Types Of Reciprocating Saw Blades

A reciprocating saw is one of the most reliable power tools you can buy – yet they are ineffective without blades.

The blades are what cut through the material and get the job done – whether it’s for precision or power.

What types of saw blades are available for the reciprocating saw? There are almost a limitless amount of blades you can choose from, made for a variety of applications. Whether it’s wood, metal, pvc piping, bushes – from the standard blades to specialised blades – you name it, there’s a blade for it.

Your starting blade will often be a blade designed for wood cutting, a generic blade inclusive within a reciprocating saw kit.

Blade: Teeth & Design

As blades are made differently, each design – whether it’s blade composition, blade material, TPI, etc – to cut through any material, no matter how powerful or light your saw may be – you will need an effective blade to get the job done.

Reciprocating-saw-safety

Teeth

A blade contains teeth, which are the sharp indents on the blade. Different materials will require a different set of teeth, and like you would your own, it’s important to take care of them.

A blade’s teeth are grouped by the number of teeth per inch, TPI.

TPI ranges from 2 to 24. The higher the TPI is, the smoother but also slower your cut will be.

The lower the TPI, the faster your cut will be, however it will be rougher than a higher TPI.

A blade with a lower TPI is more suited for wood, whereas a higher TPI would be more suitable for cuts involving metal.

Design

Reciprocating saw blades are usually found in the two following compositions, high carbon steel, and high-speed steel. The two can be mixed to create a Bi-Metal blade.

High Carbon Steel

High carbon steel is the most common blade you will find, and is also a very cost-affordable blade. It’s an extremely flexible blade, allowing for bending without breaking.

Used specifically for softer materials, such as softwoods and plastics, high carbon steel blades are also the least durable out of all blades, becoming blunt when used on hardwoods and metals.

High-Speed Steel

High-speed steel blades are harder than high carbon steel and are also less flexible.
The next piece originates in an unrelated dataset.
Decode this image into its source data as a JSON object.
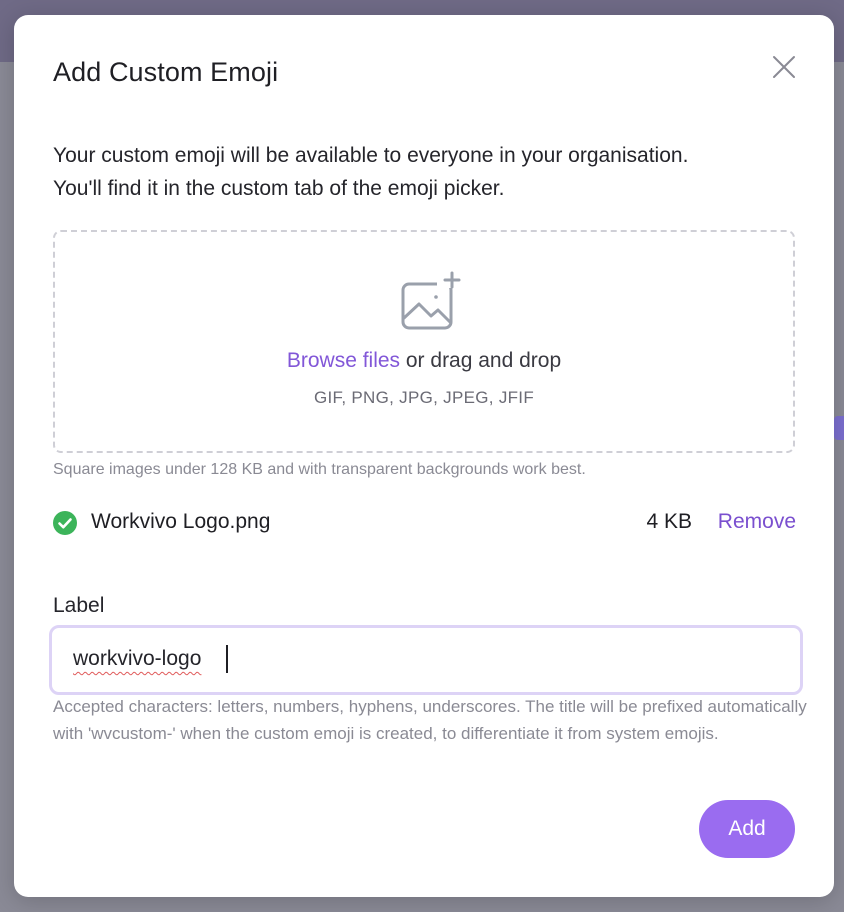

This means that they are more likely to break when forced to bend, so it’s important to choose the correct blade for different material.

The sturdiness of the blade allows for cuts on hardwoods and some metals without dulling of the blade.
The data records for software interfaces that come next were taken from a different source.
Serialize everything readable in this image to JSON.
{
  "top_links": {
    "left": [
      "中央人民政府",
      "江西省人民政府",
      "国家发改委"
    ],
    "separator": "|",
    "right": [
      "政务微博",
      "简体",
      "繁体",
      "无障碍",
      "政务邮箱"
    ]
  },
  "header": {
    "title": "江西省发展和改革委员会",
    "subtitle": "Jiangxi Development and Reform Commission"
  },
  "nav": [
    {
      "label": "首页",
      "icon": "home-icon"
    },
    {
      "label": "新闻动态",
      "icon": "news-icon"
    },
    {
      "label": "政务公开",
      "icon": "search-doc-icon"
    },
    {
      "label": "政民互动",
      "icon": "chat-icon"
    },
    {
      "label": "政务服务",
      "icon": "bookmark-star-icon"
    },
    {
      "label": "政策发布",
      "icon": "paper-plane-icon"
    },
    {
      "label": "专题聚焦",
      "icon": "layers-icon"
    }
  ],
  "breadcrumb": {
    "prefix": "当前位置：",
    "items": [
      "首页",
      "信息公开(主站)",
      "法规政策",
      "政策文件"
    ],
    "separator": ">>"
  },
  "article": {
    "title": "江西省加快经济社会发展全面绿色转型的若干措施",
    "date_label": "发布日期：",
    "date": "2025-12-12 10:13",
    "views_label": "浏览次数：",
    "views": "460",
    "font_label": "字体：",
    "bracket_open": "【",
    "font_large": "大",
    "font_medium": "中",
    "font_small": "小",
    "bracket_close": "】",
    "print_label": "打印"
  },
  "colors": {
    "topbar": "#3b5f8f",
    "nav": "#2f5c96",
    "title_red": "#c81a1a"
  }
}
Bi-Metal Blades

Bi-Metal Blades are a mix of both high-speed steel and high carbon steel blades.

Combining both durability and flexibility, these blades can last up to ten times the lifespan of a carbon steel blade. They are the blade of choice for many contractors due to their longevity, however, they’re a little pricier than the alternative blades.

If you compare the benefits of the blade, the price is well worth it, don’t you think so?

Using The Wrong Blade: What Happens

As each blade is designed for a specific application, it’s best you use this solely for that application, interchanging between blades when necessary.

Remember, safety first.

Using the incorrect blade can have many consequences, which primarily include damage to your blade. Blades can bend, often becoming broken when used at the wrong speed and on the wrong material.

This not only damages your blade and also your reciprocating saw itself, but it can also cause an accident which could prove fatal.

This is also can add up to create an expensive replacement, as many blades designed for specific applications, such as masonry and nail embedded wooden blades, are often expensive.

Summary

You should now be aware of the amount of blades available to you for cutting materials, which will increase the knowledge and also the techniques of your trade.

We’ve hammered this home in this article, yet the main reasons to pair up an application with the correct blade will benefit your quality of work, your saw and blade – and also yourself, both physically and financially.

It can never hurt to have too many blades available to use.

I’d like to hear your thoughts, though.

Perhaps you have a favorite blade you like to work with, or a specific brand in mind?

Leave your comments and thoughts below.

Related Questions

What are some examples of different blades and attachments I can use?

There are many to list, however here are some specific blade applications, which are just the he tip of the iceberg:

  • Wood
  • Metal
  • Nail-embedded wood
  • PVC piping
  • Plasterboards
  • Tile and clay
  • Masonry
  • Wire brush/sander attachments

Are reciprocating saw blades universal?

Yes – all reciprocating saw blades are universal, which adds to the versatility of these power tools.

From different manufacturers and designs, the reciprocating saw’s universal shank allows for all blades to be used with your model of saw.

James Thomas

James Thomas

Tool Enthusiast

Leave a Comment

Your email address will not be published. Required fields are marked *